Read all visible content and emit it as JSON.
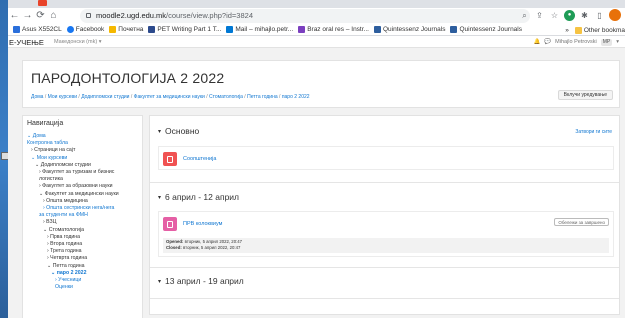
{
  "browser": {
    "url_host": "moodle2.ugd.edu.mk",
    "url_path": "/course/view.php?id=3824",
    "bookmarks": [
      {
        "label": "Asus X552CL",
        "color": "#2a6fdb"
      },
      {
        "label": "Facebook",
        "color": "#1877f2"
      },
      {
        "label": "Почетна",
        "color": "#f5b800"
      },
      {
        "label": "PET Writing Part 1 T...",
        "color": "#2c4a8c"
      },
      {
        "label": "Mail – mihajlo.petr...",
        "color": "#0078d4"
      },
      {
        "label": "Braz oral res – Instr...",
        "color": "#7b3fbf"
      },
      {
        "label": "Quintessenz Journals",
        "color": "#2d5e9e"
      },
      {
        "label": "Quintessenz Journals",
        "color": "#2d5e9e"
      }
    ],
    "bookmarks_overflow": "»",
    "other_bookmarks": "Other bookma"
  },
  "moodle_nav": {
    "brand": "Е-УЧЕЊЕ",
    "language": "Македонски (mk) ▾",
    "user_name": "Mihajlo Petrovski",
    "user_initials": "MP"
  },
  "course": {
    "title": "ПАРОДОНТОЛОГИЈА 2 2022",
    "breadcrumb": [
      "Дома",
      "Мои курсеви",
      "Додипломски студии",
      "Факултет за медицински науки",
      "Стоматологија",
      "Петта година",
      "паро 2 2022"
    ],
    "edit_button": "Вклучи уредување"
  },
  "navigation": {
    "title": "Навигација",
    "items": [
      {
        "text": "⌄ Дома",
        "style": "l",
        "indent": 0
      },
      {
        "text": "Контролна табла",
        "style": "l",
        "indent": 0,
        "icon": "🏠"
      },
      {
        "text": "› Страници на сајт",
        "style": "",
        "indent": 1
      },
      {
        "text": "⌄ Мои курсеви",
        "style": "l",
        "indent": 1
      },
      {
        "text": "⌄ Додипломски студии",
        "style": "",
        "indent": 2
      },
      {
        "text": "› Факултет за туризам и бизнис",
        "style": "",
        "indent": 3
      },
      {
        "text": "логистика",
        "style": "",
        "indent": 3
      },
      {
        "text": "› Факултет за образовни науки",
        "style": "",
        "indent": 3
      },
      {
        "text": "⌄ Факултет за медицински науки",
        "style": "",
        "indent": 3
      },
      {
        "text": "› Општа медицина",
        "style": "",
        "indent": 4
      },
      {
        "text": "› Општа сестрински нега/нега",
        "style": "l",
        "indent": 4
      },
      {
        "text": "за студенти на ФМН",
        "style": "l",
        "indent": 3
      },
      {
        "text": "› ВЗЦ",
        "style": "",
        "indent": 4
      },
      {
        "text": "⌄ Стоматологија",
        "style": "",
        "indent": 4
      },
      {
        "text": "› Прва година",
        "style": "",
        "indent": 5
      },
      {
        "text": "› Втора година",
        "style": "",
        "indent": 5
      },
      {
        "text": "› Трета година",
        "style": "",
        "indent": 5
      },
      {
        "text": "› Четврта година",
        "style": "",
        "indent": 5
      },
      {
        "text": "⌄ Петта година",
        "style": "",
        "indent": 5
      },
      {
        "text": "⌄ паро 2 2022",
        "style": "b",
        "indent": 6
      },
      {
        "text": "› Учесници",
        "style": "l",
        "indent": 7
      },
      {
        "text": "Оценки",
        "style": "l",
        "indent": 7
      }
    ]
  },
  "sections": {
    "main_title": "Основно",
    "collapse_all": "Затвори ги сите",
    "forum_name": "Соопштенија",
    "week1_title": "6 април - 12 април",
    "assign_name": "ПРВ колоквиум",
    "mark_done": "Обележи за завршено",
    "opened_label": "Opened:",
    "opened_value": "вторник, 5 април 2022, 20:47",
    "closed_label": "Closed:",
    "closed_value": "вторник, 5 април 2022, 20:47",
    "week2_title": "13 април - 19 април"
  },
  "colors": {
    "forum_icon": "#f05252",
    "assign_icon": "#e55fa5",
    "link": "#1177d1",
    "tab_accent": "#e8432a"
  }
}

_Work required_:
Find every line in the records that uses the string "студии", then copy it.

_Solution_:
      "Додипломски студии",
        "text": "⌄ Додипломски студии",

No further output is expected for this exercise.